Israel’s far-right was immediately emboldened by Mr Trump’s election win after he had campaigned on moving the American embassy from Tel Aviv to Jerusalem, a promise he kept, and campaign comments that Israel should continue its settlement building, despite international criticism.
The change of rhetoric and lack of opposition from the White House made Israel move fast. It approved its first new settlement for two decades and embarked on a series of new announcements for settlement units.
In his first two years as president, Mr Trump has courted Israel and disregarded the Palestinians, making moves officials in Ramallah say are aimed at changing the status quo on the ground in favour of Israel. A much-vaunted peace plan has failed to materialise, increasing suspicion in the West Bank that one does not even exist.

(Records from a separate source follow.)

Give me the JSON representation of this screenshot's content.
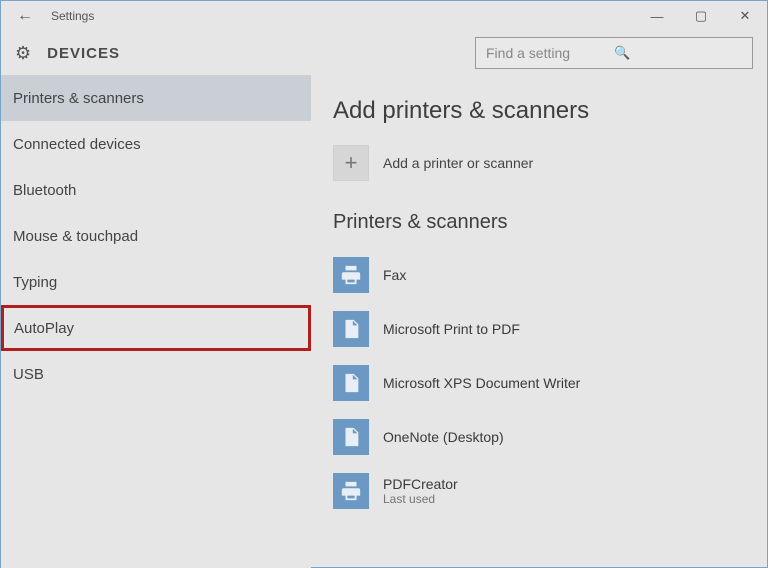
{
  "window": {
    "title": "Settings"
  },
  "header": {
    "page_title": "DEVICES"
  },
  "search": {
    "placeholder": "Find a setting"
  },
  "sidebar": {
    "items": [
      {
        "label": "Printers & scanners",
        "selected": true,
        "highlighted": false
      },
      {
        "label": "Connected devices",
        "selected": false,
        "highlighted": false
      },
      {
        "label": "Bluetooth",
        "selected": false,
        "highlighted": false
      },
      {
        "label": "Mouse & touchpad",
        "selected": false,
        "highlighted": false
      },
      {
        "label": "Typing",
        "selected": false,
        "highlighted": false
      },
      {
        "label": "AutoPlay",
        "selected": false,
        "highlighted": true
      },
      {
        "label": "USB",
        "selected": false,
        "highlighted": false
      }
    ]
  },
  "main": {
    "section1_title": "Add printers & scanners",
    "add_label": "Add a printer or scanner",
    "section2_title": "Printers & scanners",
    "devices": [
      {
        "name": "Fax",
        "sub": "",
        "icon": "printer"
      },
      {
        "name": "Microsoft Print to PDF",
        "sub": "",
        "icon": "document"
      },
      {
        "name": "Microsoft XPS Document Writer",
        "sub": "",
        "icon": "document"
      },
      {
        "name": "OneNote (Desktop)",
        "sub": "",
        "icon": "document"
      },
      {
        "name": "PDFCreator",
        "sub": "Last used",
        "icon": "printer"
      }
    ]
  }
}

If it does, the Palestinians say they will reject it anyway, anticipating that it will include proposals they could never accept, such as a confederation with Jordan, Abu Dis as the Palestinian capital and a demi-state without the functions of a sovereign nation.
Mr Trump has not hidden his lack of intention to build trust on the Palestinian side. In creating his Middle East team, he secured his former bankruptcy lawyer David Friedman as US ambassador to Israel. He is an individual who has helped to fund projects in Beit El, one of the most hardline West Bank settlements, lobbied for the US to recognise Jerusalem as Israel's capital and referred to Jews opposed to Israeli policies as "kapos", or traitors.
He handpicked Jared Kushner, his son-in-law, as the man tasked with striking the “ultimate deal”. But his family has funded settlements in the West Bank and is deeply pro-Israel.
Every step he has taken on the protracted conflict – from ending funding for Palestinian refugees and sick residents of East Jerusalem, to boycotting Unesco and the UN Human Rights Council over pro-Palestinian decisions – has deepened the feeling in Ramallah that a US administration led by Mr Trump will never be the impartial mediator that the Palestinians seek.
Updated: January 14, 2019 09:31 PM